**Exercise requirements**:
Lines with "Posts": please show every one of them from the listing below.

=== Task material ===

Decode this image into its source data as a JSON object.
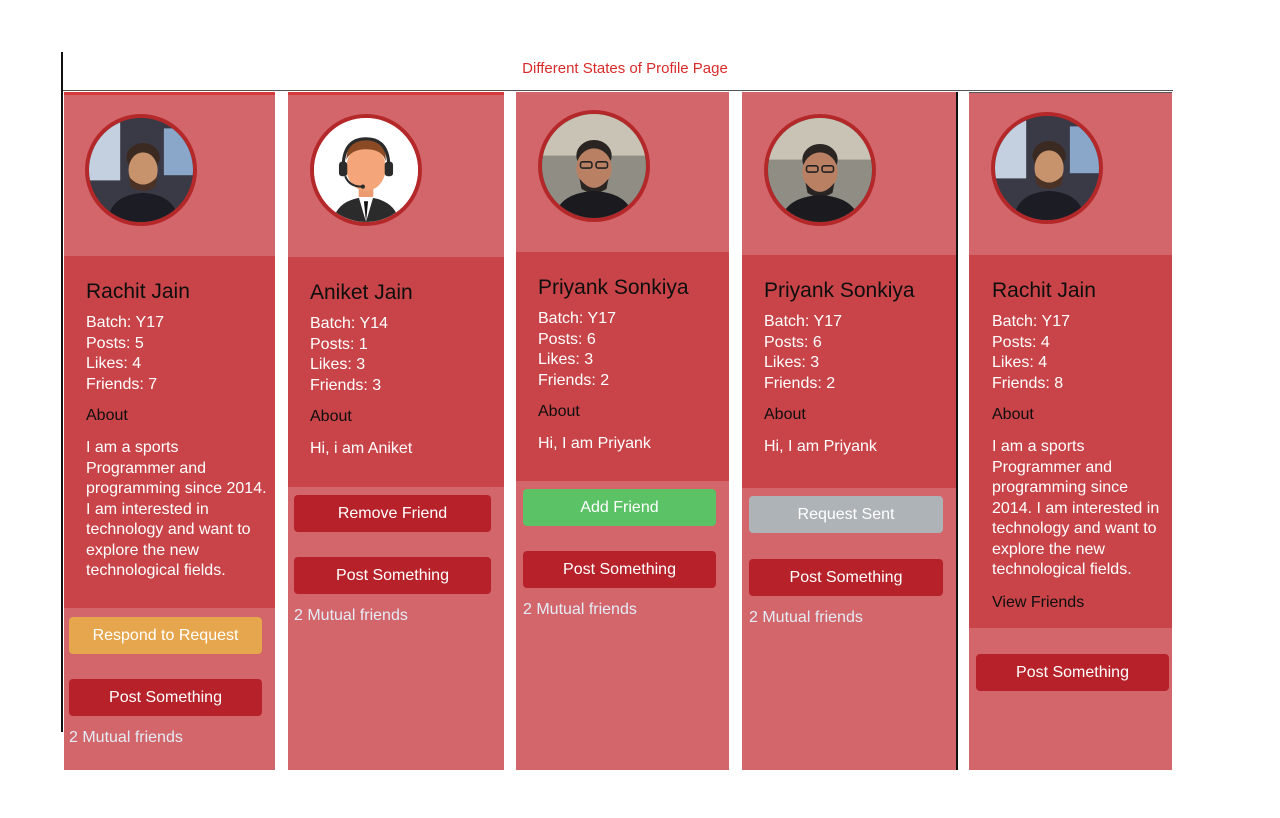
{
  "page_title": "Different States of Profile Page",
  "colors": {
    "title": "#d92b2b",
    "card_bg": "#d3666b",
    "info_bg": "#c84448",
    "button_dark": "#b7222a",
    "button_yellow": "#e5a64d",
    "button_green": "#5bc266",
    "button_gray": "#aeb3b7"
  },
  "cards": [
    {
      "avatar": "photo-avatar",
      "name": "Rachit Jain",
      "batch": "Batch: Y17",
      "posts": "Posts: 5",
      "likes": "Likes: 4",
      "friends": "Friends: 7",
      "about_label": "About",
      "bio": "I am a sports Programmer and programming since 2014. I am interested in technology and want to explore the new technological fields.",
      "action_label": "Respond to Request",
      "post_label": "Post Something",
      "mutual": "2 Mutual friends"
    },
    {
      "avatar": "headset-avatar-icon",
      "name": "Aniket Jain",
      "batch": "Batch: Y14",
      "posts": "Posts: 1",
      "likes": "Likes: 3",
      "friends": "Friends: 3",
      "about_label": "About",
      "bio": "Hi, i am Aniket",
      "action_label": "Remove Friend",
      "post_label": "Post Something",
      "mutual": "2 Mutual friends"
    },
    {
      "avatar": "photo-avatar",
      "name": "Priyank Sonkiya",
      "batch": "Batch: Y17",
      "posts": "Posts: 6",
      "likes": "Likes: 3",
      "friends": "Friends: 2",
      "about_label": "About",
      "bio": "Hi, I am Priyank",
      "action_label": "Add Friend",
      "post_label": "Post Something",
      "mutual": "2 Mutual friends"
    },
    {
      "avatar": "photo-avatar",
      "name": "Priyank Sonkiya",
      "batch": "Batch: Y17",
      "posts": "Posts: 6",
      "likes": "Likes: 3",
      "friends": "Friends: 2",
      "about_label": "About",
      "bio": "Hi, I am Priyank",
      "action_label": "Request Sent",
      "post_label": "Post Something",
      "mutual": "2 Mutual friends"
    },
    {
      "avatar": "photo-avatar",
      "name": "Rachit Jain",
      "batch": "Batch: Y17",
      "posts": "Posts: 4",
      "likes": "Likes: 4",
      "friends": "Friends: 8",
      "about_label": "About",
      "bio": "I am a sports Programmer and programming since 2014. I am interested in technology and want to explore the new technological fields.",
      "view_friends": "View Friends",
      "post_label": "Post Something"
    }
  ]
}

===

**Solution for this problem**:
      "posts": "Posts: 5",
      "posts": "Posts: 1",
      "posts": "Posts: 6",
      "posts": "Posts: 6",
      "posts": "Posts: 4",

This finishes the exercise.